Element data from apps and pages

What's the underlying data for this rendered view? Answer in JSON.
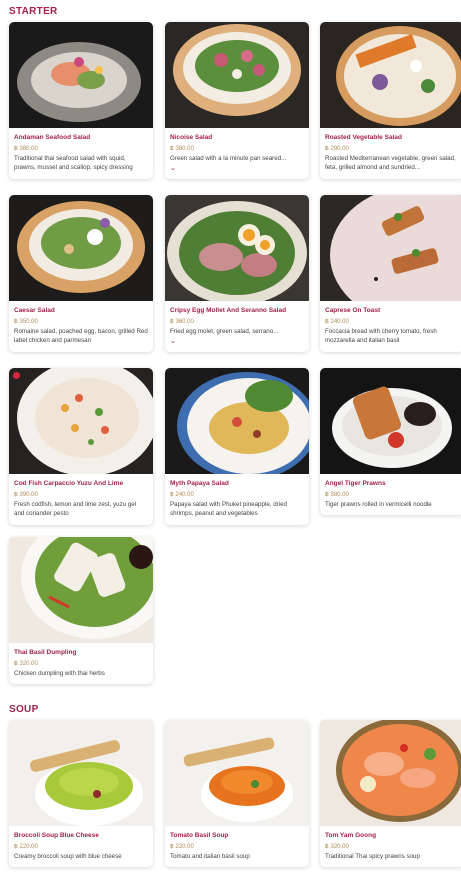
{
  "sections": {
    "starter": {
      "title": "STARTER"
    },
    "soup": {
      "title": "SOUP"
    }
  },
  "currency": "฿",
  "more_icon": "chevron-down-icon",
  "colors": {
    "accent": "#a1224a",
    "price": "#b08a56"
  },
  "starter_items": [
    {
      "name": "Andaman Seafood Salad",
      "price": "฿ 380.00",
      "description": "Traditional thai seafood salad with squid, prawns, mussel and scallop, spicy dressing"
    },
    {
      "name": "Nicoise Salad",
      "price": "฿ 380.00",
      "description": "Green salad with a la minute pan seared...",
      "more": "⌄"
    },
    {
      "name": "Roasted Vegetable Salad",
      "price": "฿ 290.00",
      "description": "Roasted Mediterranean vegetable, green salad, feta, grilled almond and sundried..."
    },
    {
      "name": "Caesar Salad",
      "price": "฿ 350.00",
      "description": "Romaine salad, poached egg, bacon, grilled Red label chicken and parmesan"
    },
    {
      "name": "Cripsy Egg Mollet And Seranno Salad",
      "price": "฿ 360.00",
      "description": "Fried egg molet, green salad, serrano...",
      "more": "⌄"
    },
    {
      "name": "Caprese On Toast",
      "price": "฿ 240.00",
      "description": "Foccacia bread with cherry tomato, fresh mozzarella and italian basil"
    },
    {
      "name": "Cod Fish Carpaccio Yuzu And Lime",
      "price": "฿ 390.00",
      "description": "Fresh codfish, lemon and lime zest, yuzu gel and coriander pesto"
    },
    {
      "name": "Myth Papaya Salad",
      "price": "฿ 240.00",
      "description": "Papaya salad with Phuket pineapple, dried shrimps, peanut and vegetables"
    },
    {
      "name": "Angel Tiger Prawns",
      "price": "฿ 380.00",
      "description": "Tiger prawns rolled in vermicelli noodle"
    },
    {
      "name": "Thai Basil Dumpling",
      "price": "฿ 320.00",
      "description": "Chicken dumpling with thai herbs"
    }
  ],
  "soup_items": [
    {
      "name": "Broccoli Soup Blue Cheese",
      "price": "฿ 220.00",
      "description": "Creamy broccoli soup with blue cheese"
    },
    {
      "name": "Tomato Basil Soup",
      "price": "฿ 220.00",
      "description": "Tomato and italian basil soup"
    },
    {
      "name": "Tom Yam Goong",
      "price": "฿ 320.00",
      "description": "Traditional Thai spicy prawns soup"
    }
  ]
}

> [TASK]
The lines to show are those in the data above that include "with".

> [EXPECTED ANSWER]
      "description": "Traditional thai seafood salad with squid, prawns, mussel and scallop, spicy dressing"
      "description": "Green salad with a la minute pan seared...",
      "description": "Foccacia bread with cherry tomato, fresh mozzarella and italian basil"
      "description": "Papaya salad with Phuket pineapple, dried shrimps, peanut and vegetables"
      "description": "Chicken dumpling with thai herbs"
      "description": "Creamy broccoli soup with blue cheese"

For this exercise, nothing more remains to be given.